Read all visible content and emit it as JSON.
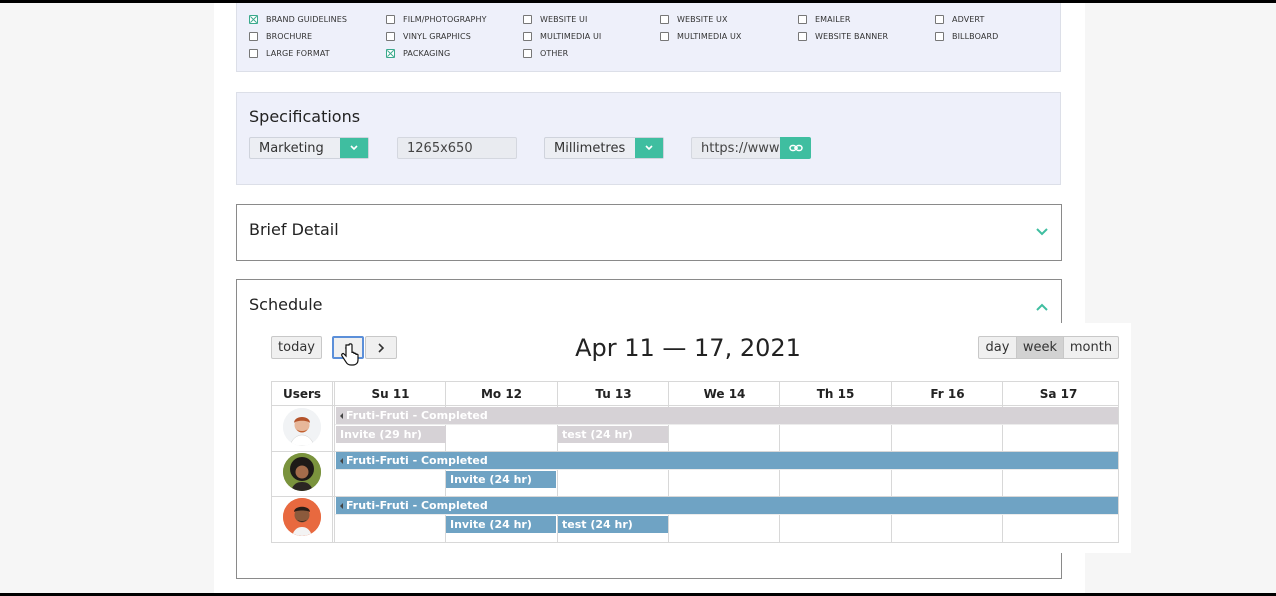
{
  "design_types": {
    "row_clipped": [
      "",
      "",
      "",
      "",
      "",
      ""
    ],
    "columns": [
      [
        "BRAND GUIDELINES",
        "BROCHURE",
        "LARGE FORMAT"
      ],
      [
        "FILM/PHOTOGRAPHY",
        "VINYL GRAPHICS",
        "PACKAGING"
      ],
      [
        "WEBSITE UI",
        "MULTIMEDIA UI",
        "OTHER"
      ],
      [
        "WEBSITE UX",
        "MULTIMEDIA UX"
      ],
      [
        "EMAILER",
        "WEBSITE BANNER"
      ],
      [
        "ADVERT",
        "BILLBOARD"
      ]
    ],
    "checked": [
      "BRAND GUIDELINES",
      "PACKAGING"
    ]
  },
  "specifications": {
    "title": "Specifications",
    "category_value": "Marketing",
    "dimensions_value": "1265x650",
    "units_value": "Millimetres",
    "url_value": "https://www"
  },
  "brief_detail": {
    "title": "Brief Detail"
  },
  "schedule": {
    "title": "Schedule",
    "today_label": "today",
    "prev_icon": "chevron-left-icon",
    "next_icon": "chevron-right-icon",
    "range_title": "Apr 11 — 17, 2021",
    "views": [
      "day",
      "week",
      "month"
    ],
    "active_view": "week",
    "users_header": "Users",
    "days": [
      "Su 11",
      "Mo 12",
      "Tu 13",
      "We 14",
      "Th 15",
      "Fr 16",
      "Sa 17"
    ],
    "rows": [
      {
        "project": "Fruti-Fruti - Completed",
        "color": "#d6d2d6",
        "tasks": [
          {
            "label": "Invite (29 hr)",
            "day": 0
          },
          {
            "label": "test (24 hr)",
            "day": 2
          }
        ]
      },
      {
        "project": "Fruti-Fruti - Completed",
        "color": "#6fa3c4",
        "tasks": [
          {
            "label": "Invite (24 hr)",
            "day": 1
          }
        ]
      },
      {
        "project": "Fruti-Fruti - Completed",
        "color": "#6fa3c4",
        "tasks": [
          {
            "label": "Invite (24 hr)",
            "day": 1
          },
          {
            "label": "test (24 hr)",
            "day": 2
          }
        ]
      }
    ]
  },
  "colors": {
    "accent": "#3fbea0",
    "panel_bg": "#eef0fa",
    "event_blue": "#6fa3c4",
    "event_gray": "#d6d2d6"
  }
}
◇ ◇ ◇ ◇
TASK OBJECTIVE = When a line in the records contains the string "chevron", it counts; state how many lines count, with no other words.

SOLUTION TO THE PROBLEM = 2